The last few weeks have served as a reminder of the kind of community and loyalty some wearables have managed to build. Last week it was news that time had run out for Pebble users, who were being thrown a lifeline by Rebble. This week, we are talking about Jawbone, a company that has been liquidated, reformed, but has not been very communicative during what is clearly a difficult time.
But in spite of these issues, users are not ready to give up on the company, and I can see why. I still have a soft spot for those UP fitness trackers and had they not been beset with so many issues, I may have still been using one now. But while Rebble was ready to step in to keep Pebble's smartwatches supported for a little while longer, I wonder if the same will happen for Jawbone when it goes full throttle with its serious heath tracking push. I really have my doubts, but I hope I'm proved wrong.
Essential reading: The week in VR and AR
We'll get into why Jawbone was in the news this week and talk about some news from Huawei.

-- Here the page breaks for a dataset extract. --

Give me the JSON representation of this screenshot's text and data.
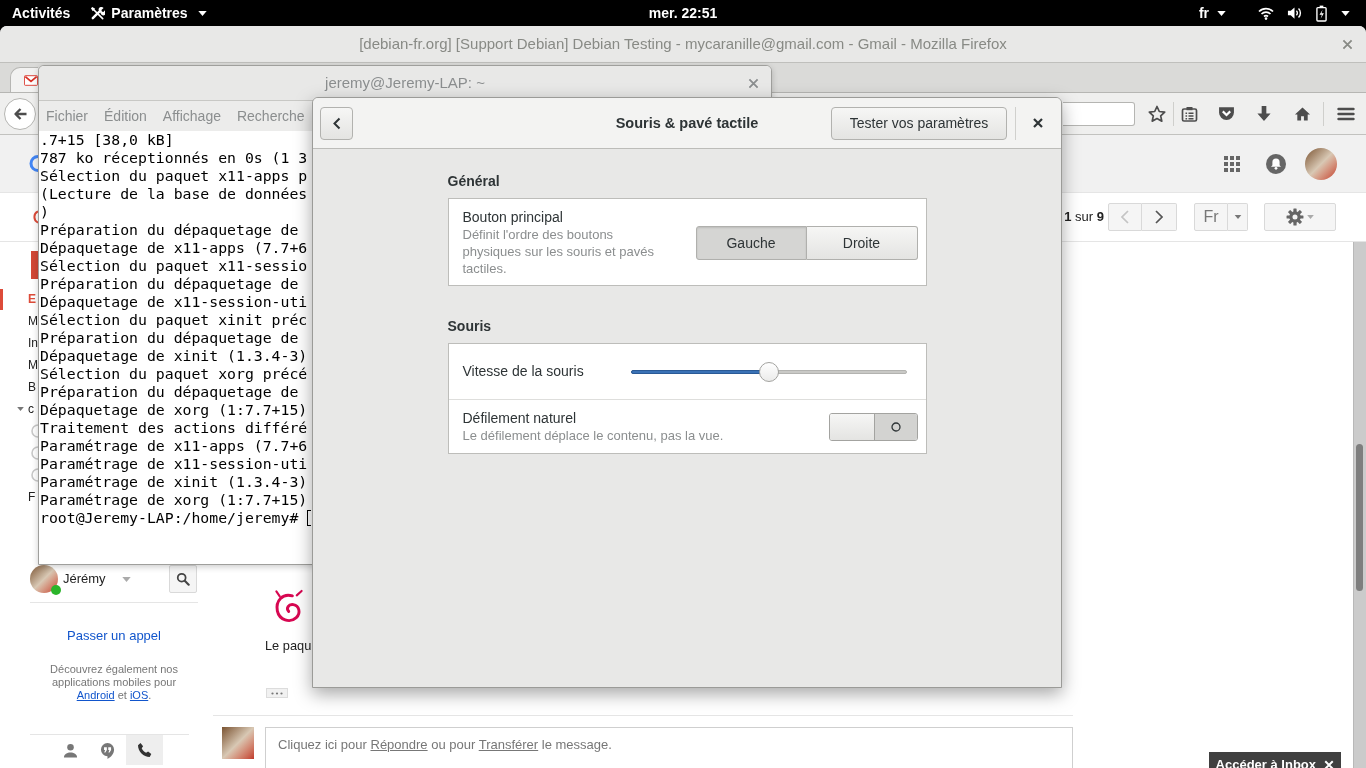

Plus, we pick out the best reads on the site for when you've had your wearable tech news fix.
UK retailers stop selling Jawbone trackers
Jawbone's plan to keep its fitness trackers alive after it decided to shift its focus to health has not gone smoothly. While it was nice to hear that Jawbone (now Jawbone Health) would continue to offer support for those who still cherish their UP trackers, it's been having serious problems making that a reality since it announced the final phase of making that happen back in May.
The companion app has basically not been working for more than a month and people are not happy. Jawbone is not talking, and after an investigation of the complaints by Which? three UK retailers including Amazon have decided to stop selling Jawbone's wearables altogether. The trackers are still available from other stores in the UK and in other territories, but with so much uncertainty when the app is going to fully functioning again, it seems unwise to be buying one and we've stopped recommending them too. It's all been a bit sad how things have panned out for Jawbone.
This week's best reads
- How the Tour de France 2018 is embracing wearablesWe explore one team's kit, used to train for the sport's most prestigious crown
- A love letter to my (nearly) lost Garmin Fenix 5You just don't know what you've got 'til it's gone
- Pegasi wants to help wearers sleep easierForget tracking night hours, this startup just wants to help you find a better routine
- Wearables to keep you safe in the sunDon‚Äôt get left in the shade with these smart UV-tracking wearables
- Tennis wearables to help you own the courtGrab your racquet and some top tennis monitoring kit
The Huawei TalkBand is making a return
Seriously, are people actually buying the TalkBand? Of all the wearables we'd think would be resurrected this year, this was not one of them. According to serial leakster Evan Blass, the Bluetooth headset-hiding wearable is coming back courtesy of renders of the next-generation device, named the TalkBand B5. So someone must be buying them.
The B5 name and the renders appear to indicate that its killer feature will still be the Bluetooth headset module you can stick inside your ear to make handsfree calls. Those renders also show that it'll double as a fitness tracker too, but that's about as much as we know. We expect it won't be long until we see it made official.
Huawei wants to hide buds in your watch
From one wacky Huawei wearable that hides away a Bluetooth headset inside ofa wrist-worn device to a concept from the same company that does something similar with wireless earbuds.
A patent granted to Huawei this week showed off a smartwatch that hides away waterproof, wireless earbuds between the bezel and strap. We can't decide whether it's genius fodder or not. We obviously love wireless earbuds and having a compartment on your watch that keeps them stored sounds like a a great idea. But there's also that obvious concern that this is going to add some serious bulk to the design.
When we've been making such great strides getting smartwatches slimmer, there's surely no way to make this happen without bulking things back up again. Surely?